---- STORED DATA
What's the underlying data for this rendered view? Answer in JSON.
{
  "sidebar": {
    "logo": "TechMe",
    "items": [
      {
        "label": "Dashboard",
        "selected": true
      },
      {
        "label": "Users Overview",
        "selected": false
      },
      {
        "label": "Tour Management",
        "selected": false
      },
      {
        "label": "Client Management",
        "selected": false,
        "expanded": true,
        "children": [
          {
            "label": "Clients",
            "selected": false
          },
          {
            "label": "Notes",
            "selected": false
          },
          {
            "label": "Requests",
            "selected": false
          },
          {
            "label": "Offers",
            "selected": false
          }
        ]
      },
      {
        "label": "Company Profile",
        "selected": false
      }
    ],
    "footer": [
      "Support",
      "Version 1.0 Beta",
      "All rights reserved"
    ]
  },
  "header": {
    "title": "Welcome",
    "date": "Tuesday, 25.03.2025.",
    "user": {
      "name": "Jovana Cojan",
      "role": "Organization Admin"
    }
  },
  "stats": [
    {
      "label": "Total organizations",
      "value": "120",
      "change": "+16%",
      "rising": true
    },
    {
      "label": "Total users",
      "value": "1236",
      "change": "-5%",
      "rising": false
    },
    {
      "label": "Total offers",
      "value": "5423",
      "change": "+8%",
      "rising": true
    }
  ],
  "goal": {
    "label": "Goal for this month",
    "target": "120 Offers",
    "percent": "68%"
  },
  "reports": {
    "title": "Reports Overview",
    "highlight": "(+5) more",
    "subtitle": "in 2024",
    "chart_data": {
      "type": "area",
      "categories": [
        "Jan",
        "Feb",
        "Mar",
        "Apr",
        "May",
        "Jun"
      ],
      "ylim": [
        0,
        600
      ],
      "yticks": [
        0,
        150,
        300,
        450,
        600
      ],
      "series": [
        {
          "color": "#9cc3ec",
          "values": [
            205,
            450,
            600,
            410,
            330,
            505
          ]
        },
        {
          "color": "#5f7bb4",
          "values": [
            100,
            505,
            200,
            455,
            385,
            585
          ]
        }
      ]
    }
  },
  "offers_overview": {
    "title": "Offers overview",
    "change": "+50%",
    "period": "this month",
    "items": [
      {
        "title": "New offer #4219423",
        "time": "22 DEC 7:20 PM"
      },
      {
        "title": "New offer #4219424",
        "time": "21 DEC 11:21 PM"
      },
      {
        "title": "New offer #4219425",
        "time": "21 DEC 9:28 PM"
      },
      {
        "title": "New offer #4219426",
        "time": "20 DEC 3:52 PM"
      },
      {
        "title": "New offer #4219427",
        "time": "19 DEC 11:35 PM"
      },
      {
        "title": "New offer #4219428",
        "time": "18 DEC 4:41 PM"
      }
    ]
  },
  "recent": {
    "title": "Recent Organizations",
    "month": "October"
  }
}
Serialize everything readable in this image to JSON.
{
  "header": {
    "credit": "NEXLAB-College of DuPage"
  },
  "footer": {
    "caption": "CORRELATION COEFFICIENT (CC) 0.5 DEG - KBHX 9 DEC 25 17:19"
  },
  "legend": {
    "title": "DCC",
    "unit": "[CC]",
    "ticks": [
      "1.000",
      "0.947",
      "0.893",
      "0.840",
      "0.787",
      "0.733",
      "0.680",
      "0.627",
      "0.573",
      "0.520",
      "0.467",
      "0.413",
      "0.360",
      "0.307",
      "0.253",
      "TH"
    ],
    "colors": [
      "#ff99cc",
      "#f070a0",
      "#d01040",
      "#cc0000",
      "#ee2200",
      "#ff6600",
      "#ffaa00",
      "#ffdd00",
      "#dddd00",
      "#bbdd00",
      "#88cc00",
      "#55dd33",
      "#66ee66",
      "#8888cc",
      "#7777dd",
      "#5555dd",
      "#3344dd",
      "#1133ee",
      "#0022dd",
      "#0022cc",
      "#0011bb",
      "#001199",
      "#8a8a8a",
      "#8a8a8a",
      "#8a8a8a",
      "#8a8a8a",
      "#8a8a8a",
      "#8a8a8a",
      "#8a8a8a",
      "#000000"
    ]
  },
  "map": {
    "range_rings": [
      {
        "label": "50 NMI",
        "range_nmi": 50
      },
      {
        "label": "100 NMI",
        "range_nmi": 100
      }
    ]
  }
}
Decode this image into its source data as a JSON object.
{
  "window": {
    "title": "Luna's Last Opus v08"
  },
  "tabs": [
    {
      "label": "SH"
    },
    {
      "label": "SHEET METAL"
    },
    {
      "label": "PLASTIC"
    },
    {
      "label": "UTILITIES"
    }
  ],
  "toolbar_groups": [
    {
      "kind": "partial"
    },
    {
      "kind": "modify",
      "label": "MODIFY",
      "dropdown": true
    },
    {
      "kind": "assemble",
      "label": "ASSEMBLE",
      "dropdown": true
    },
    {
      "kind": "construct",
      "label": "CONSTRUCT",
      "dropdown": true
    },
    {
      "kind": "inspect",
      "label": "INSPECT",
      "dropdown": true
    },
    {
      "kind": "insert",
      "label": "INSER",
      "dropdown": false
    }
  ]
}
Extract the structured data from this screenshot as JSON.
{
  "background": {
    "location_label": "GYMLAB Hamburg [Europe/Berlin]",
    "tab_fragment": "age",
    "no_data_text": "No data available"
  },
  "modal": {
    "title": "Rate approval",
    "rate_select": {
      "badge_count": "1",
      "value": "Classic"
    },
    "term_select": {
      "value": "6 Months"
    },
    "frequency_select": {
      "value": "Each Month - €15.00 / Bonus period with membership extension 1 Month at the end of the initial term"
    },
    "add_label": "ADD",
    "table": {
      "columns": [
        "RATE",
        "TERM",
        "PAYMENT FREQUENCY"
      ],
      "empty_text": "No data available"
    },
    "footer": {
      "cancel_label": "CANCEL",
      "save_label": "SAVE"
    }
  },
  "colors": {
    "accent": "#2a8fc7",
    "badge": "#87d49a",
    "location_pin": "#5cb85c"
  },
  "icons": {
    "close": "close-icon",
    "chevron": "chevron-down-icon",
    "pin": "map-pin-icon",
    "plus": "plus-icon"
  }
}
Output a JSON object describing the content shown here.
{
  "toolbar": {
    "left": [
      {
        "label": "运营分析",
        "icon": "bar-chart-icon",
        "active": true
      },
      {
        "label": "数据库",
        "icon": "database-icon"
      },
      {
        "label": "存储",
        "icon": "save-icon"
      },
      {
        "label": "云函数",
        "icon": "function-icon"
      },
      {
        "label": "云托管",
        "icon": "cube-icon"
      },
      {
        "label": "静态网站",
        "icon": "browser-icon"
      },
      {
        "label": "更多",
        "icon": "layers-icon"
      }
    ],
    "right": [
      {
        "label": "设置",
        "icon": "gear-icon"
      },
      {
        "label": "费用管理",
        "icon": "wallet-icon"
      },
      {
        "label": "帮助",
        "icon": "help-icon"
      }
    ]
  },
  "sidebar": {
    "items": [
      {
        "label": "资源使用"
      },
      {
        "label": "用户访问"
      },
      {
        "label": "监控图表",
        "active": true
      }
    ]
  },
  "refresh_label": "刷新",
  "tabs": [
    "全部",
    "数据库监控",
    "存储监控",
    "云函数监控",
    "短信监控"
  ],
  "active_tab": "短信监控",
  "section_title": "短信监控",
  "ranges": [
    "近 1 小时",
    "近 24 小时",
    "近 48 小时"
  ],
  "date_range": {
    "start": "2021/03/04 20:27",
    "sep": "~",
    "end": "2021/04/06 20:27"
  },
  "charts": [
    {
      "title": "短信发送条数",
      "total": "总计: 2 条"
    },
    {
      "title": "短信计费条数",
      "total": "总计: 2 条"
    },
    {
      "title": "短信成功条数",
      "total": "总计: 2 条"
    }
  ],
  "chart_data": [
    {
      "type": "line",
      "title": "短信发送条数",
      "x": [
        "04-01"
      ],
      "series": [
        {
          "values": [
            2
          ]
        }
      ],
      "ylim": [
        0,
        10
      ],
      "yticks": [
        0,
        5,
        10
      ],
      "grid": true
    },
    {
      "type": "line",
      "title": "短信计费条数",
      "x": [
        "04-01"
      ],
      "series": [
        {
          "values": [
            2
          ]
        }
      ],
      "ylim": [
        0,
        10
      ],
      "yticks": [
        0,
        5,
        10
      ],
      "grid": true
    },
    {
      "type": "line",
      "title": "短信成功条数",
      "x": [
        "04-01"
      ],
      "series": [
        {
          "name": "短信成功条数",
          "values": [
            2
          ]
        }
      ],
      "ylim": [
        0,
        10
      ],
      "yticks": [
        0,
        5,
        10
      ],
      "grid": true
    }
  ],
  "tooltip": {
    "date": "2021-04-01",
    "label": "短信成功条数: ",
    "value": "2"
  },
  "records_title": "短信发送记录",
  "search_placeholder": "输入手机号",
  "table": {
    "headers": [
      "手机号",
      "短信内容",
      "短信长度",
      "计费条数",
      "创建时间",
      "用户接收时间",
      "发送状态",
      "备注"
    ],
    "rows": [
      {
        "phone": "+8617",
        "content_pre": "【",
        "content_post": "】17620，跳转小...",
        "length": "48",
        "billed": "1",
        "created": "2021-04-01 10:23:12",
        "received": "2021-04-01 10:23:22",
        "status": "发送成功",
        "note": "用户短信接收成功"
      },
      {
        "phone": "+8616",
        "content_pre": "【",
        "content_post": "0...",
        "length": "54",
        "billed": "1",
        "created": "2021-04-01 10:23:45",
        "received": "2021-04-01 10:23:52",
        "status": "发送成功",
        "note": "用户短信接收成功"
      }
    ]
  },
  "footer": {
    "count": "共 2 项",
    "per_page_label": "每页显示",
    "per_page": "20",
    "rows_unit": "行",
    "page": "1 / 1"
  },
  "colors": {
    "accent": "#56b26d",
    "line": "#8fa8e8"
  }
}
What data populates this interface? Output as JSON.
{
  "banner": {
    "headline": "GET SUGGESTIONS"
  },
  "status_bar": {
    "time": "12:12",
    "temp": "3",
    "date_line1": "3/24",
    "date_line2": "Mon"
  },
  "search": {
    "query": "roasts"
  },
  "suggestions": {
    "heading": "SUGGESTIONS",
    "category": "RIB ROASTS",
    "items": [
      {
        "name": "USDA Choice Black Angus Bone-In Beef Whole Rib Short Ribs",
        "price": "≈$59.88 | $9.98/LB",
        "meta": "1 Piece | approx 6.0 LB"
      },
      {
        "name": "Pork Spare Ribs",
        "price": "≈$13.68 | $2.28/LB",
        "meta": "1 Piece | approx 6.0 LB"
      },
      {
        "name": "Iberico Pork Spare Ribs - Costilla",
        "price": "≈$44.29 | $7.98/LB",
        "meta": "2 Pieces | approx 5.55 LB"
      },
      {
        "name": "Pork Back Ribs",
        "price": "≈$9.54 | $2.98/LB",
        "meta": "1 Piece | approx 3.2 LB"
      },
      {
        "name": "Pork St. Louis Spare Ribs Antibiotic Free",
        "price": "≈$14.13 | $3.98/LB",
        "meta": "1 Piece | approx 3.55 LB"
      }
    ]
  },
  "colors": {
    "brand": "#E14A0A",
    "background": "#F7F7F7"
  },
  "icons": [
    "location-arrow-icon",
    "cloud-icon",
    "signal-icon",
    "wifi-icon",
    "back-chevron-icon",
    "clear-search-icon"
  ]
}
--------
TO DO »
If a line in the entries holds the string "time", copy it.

EXPECTED ANSWER »
        "time": "22 DEC 7:20 PM"
        "time": "21 DEC 11:21 PM"
        "time": "21 DEC 9:28 PM"
        "time": "20 DEC 3:52 PM"
        "time": "19 DEC 11:35 PM"
        "time": "18 DEC 4:41 PM"
    "time": "12:12",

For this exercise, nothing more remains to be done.